*** Opening of Data shown ***

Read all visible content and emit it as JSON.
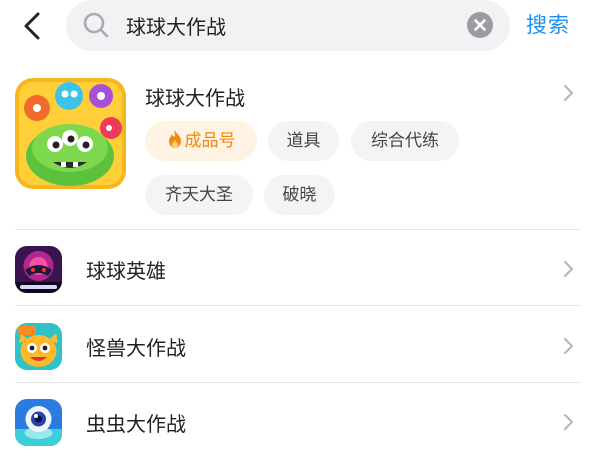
{
  "search": {
    "query": "球球大作战",
    "button_label": "搜索"
  },
  "game": {
    "title": "球球大作战",
    "tags": [
      {
        "label": "成品号",
        "icon": "flame-icon",
        "highlight": true
      },
      {
        "label": "道具"
      },
      {
        "label": "综合代练"
      },
      {
        "label": "齐天大圣"
      },
      {
        "label": "破晓"
      }
    ]
  },
  "suggestions": [
    {
      "label": "球球英雄",
      "icon": "fusion-crush-icon"
    },
    {
      "label": "怪兽大作战",
      "icon": "monster-icon"
    },
    {
      "label": "虫虫大作战",
      "icon": "bug-eye-icon"
    }
  ],
  "colors": {
    "accent": "#1e90f5",
    "hot_tag_text": "#ef8a0e",
    "hot_tag_bg": "#fff3e4"
  }
}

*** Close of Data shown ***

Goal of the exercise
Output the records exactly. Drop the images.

Solution
Read all visible content and emit it as JSON.
{
  "search": {
    "query": "球球大作战",
    "button_label": "搜索"
  },
  "game": {
    "title": "球球大作战",
    "tags": [
      {
        "label": "成品号",
        "icon": "flame-icon",
        "highlight": true
      },
      {
        "label": "道具"
      },
      {
        "label": "综合代练"
      },
      {
        "label": "齐天大圣"
      },
      {
        "label": "破晓"
      }
    ]
  },
  "suggestions": [
    {
      "label": "球球英雄",
      "icon": "fusion-crush-icon"
    },
    {
      "label": "怪兽大作战",
      "icon": "monster-icon"
    },
    {
      "label": "虫虫大作战",
      "icon": "bug-eye-icon"
    }
  ],
  "colors": {
    "accent": "#1e90f5",
    "hot_tag_text": "#ef8a0e",
    "hot_tag_bg": "#fff3e4"
  }
}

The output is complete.